The opening for the fireplace was to low to meet modern fire codes and for any modern fireplaces. Fortunately, the owners thought of extending the pilasters on either side of the fireplace by inserting a 10” high block of material, either of stone or wood.
When I first looked at the mantlepiece, I knew that any modifications would have to blend perfectly with the original structure. The proportions, the decorative elements, the wood and finish all would have to be considered.
I decided that the best place to insert the “risers” would be just beneath the two carved statues of soldiers which flank the hearth. Their greater elevation would make them more prominent and the vertical flow of decorative molding would continue down the front of the pilasters.
I built two plywood boxes to support the weight of the mantle and provide structure for the addition.

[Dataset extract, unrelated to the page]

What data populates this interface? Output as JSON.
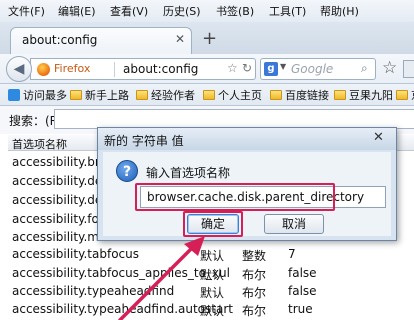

The tops of these were covered in solid European walnut with the same elaborate moldings used in similar horizontal pieces in the mantle. The front and sides of the risers were clad in raised panels and I also replicated the carving appearing above the soldiers’ heads.
The original finish and wood have undergone subtle changes due to oxidation, light exposure, and atmospheric pollutants all producing a patina which it would be a crime to destroy through refinishing.
I cleaned the existing finish lightly with mineral spirits, leaving the accumulated grime in the cavities of the carving and the grooves in the molding. I then re-waxed the entire piece with beeswax and hand buffing. The result was to accentuate the carving and molding while enhancing the beauty of the old walnut.
The final step was to take the raw wood of the new components and replicate a 150-year-old finish and generations of waxing and polishing.
A coat of amber shellac sealed the wood and brought out the warmth of the walnut. A series of applications of different tints of aniline dye replicated the depth of the color of the old wood.
The Beautiful End Result:
Dark walnut die was brushed into the recesses of the moldings and carvings. A very light coat of tinted finish replicated the old original varnish which had darkened with age. Finally, several coats of clear varnish protected the wood and hand waxing created the same sheen as the old.
With the skill and versatility of the Living Stone Building Company, the mantle was reassembled in the owners two-story living room, standing on their custom stone hearth.
A modern, gas fireplace with cast iron doors complements the character of the mantle. Special provisions were made to protect the mantle from the heat of the fire.